The Autumn Budget offered plenty of good news for the housing and construction sector, with the Chancellor promising £1bn of British Business Bank guarantees to encourage more smaller-scale developments by SME developers. There was also additional funding to help up to 500 neighbourhoods secure land for new homes, to be sold to local people at a discount.
However, he could have done more to address the problem of housing affordability, by incentivising buy-to-let property owners to release stock back into the market. The tweak to lettings relief, due to take effect in April 2020, could also end up discouraging, rather than encouraging, the sale of second properties.
The Government’s pledge of £1bn of British Business Bank Guarantees for SME developers, links to an earlier promise of support for small and medium-sized builders made in the Housing White Paper. The significant value of this additional funding suggests that the Government is following through on its promise and acknowledging the contribution that SME developers could make towards achieving its ambitious target of a million new homes by the end of 2020.
While this area of the Chancellor’s speech was undoubtedly positive for the property sector, further detail is required to establish exactly how developers will access the funding and the relevant qualifying criteria. Many smaller developers will be unaware of the British Business Bank, or the work it undertakes, so the success of the proposed guarantee scheme will rest on whether efforts are undertaken to raise awareness of the organisation amongst this key segment of the market.
Another welcome announcement was confirmation of an £8.5m fund to help up to 500 local areas secure land for new homes, to be sold at a discount. Focusing on key geographical areas where the issue of housing affordability is particularly acute, this measure should certainly go some way to helping more young people get onto the housing ladder. It should also help to provide opportunities for SME developers, who will be able to benefit from more straightforward planning permission.
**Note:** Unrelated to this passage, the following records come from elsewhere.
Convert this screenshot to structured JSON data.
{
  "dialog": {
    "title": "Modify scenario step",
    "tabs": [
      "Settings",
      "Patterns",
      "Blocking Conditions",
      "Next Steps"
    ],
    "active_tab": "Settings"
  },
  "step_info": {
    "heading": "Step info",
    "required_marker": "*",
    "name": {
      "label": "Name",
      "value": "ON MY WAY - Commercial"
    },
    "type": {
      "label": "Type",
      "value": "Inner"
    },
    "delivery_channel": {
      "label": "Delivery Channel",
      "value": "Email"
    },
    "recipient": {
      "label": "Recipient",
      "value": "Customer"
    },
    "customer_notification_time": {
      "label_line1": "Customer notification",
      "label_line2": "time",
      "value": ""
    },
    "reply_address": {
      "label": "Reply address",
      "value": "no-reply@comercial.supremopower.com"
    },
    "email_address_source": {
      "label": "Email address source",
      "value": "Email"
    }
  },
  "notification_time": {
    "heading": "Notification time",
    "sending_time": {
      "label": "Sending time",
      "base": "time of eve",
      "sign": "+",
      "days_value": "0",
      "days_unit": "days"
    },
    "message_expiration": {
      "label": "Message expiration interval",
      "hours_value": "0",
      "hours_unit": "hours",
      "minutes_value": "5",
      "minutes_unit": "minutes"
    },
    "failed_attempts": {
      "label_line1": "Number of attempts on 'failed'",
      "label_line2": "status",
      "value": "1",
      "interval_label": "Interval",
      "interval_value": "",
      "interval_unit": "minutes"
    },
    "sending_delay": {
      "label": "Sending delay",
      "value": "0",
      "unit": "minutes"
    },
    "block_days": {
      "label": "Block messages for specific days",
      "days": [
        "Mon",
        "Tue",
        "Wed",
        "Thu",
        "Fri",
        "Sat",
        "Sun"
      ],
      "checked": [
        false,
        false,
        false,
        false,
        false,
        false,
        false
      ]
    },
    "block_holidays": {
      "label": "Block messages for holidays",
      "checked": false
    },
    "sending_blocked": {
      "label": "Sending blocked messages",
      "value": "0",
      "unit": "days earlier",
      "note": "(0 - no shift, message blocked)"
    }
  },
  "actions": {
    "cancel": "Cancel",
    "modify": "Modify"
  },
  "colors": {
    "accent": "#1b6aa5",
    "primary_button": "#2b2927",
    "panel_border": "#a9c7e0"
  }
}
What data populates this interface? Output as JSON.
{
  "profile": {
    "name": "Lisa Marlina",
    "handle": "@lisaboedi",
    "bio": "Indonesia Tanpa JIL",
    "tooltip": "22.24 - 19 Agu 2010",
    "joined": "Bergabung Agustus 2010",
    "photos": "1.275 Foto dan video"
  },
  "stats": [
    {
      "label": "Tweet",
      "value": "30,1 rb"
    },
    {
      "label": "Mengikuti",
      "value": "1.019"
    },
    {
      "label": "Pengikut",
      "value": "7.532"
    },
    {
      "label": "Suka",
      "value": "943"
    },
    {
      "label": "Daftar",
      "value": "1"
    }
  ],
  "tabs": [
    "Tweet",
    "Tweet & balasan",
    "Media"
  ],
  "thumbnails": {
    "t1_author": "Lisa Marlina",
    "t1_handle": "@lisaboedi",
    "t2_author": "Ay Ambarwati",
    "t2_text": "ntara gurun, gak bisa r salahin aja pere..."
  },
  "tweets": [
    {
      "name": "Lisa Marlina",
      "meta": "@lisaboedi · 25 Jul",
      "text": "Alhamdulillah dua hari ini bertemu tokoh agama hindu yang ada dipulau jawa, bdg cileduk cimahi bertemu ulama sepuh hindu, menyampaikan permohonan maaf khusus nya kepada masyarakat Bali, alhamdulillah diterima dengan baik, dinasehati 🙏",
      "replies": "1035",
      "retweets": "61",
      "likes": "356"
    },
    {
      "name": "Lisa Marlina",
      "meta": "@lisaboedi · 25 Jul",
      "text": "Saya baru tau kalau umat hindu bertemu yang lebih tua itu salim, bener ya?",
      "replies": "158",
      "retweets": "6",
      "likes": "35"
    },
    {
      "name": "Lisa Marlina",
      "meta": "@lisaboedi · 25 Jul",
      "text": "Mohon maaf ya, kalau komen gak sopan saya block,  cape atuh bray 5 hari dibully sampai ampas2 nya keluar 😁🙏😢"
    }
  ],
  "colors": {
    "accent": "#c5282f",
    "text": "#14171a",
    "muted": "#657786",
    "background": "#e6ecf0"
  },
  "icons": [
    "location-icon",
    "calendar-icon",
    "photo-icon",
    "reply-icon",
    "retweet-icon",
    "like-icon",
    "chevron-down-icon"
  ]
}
Find out more - Budget presents a mixed bag for housing industry
The Chancellor’s decision to remove the cap on local authority borrowing for the construction of council houses is another promising move, which could help to tackle the problem of housing affordability. In recent years, unfavourable changes to the tax position for buy-to-let homes has forced many buy-to-let landlords to sell up. This has triggered concern for councils, who have long relied on these portfolios to plug the council housing gap. Providing an additional source of borrowing for councils could help to overcome the availability issue.
While these announcements are mainly positive, the Chancellor’s decision to alter lettings relief has been widely criticised. Whereas previously, those selling a buy-to-let property could benefit from a reduction in taxable gains of up to £40,000, from April 2020 this relief will only be available to landlords who have a shared occupancy arrangement with their tenant. In terms of its effect on the supply of affordable housing, this could prove counterproductive, serving as a significant disincentive for second home owners looking to sell their property.
The UK Government has also missed an opportunity to boost housing supply by reducing capital gains tax (CGT) on residential properties to 20% or lower. Reducing the tax burden on landlords in this way could have released long-term stock onto the housing market and boosted property sales.
Another oversight is the decision to continue charging Stamp Duty Land Tax (SDLT) on development land. As well as restricting small developers from entering the market, this expense is often passed onto buyers, which is increasing prices and doing nothing to solve the problem of affordability.
Whilst there was some positive news for the property market and SME developers, the lack of a stronger commitment to tackling the issue of housing affordability is disappointing. More incentives to release stock into the market, combined with more support for SME developers, may yet be needed to move the Government closer to its ambitious 2020 housebuilding target.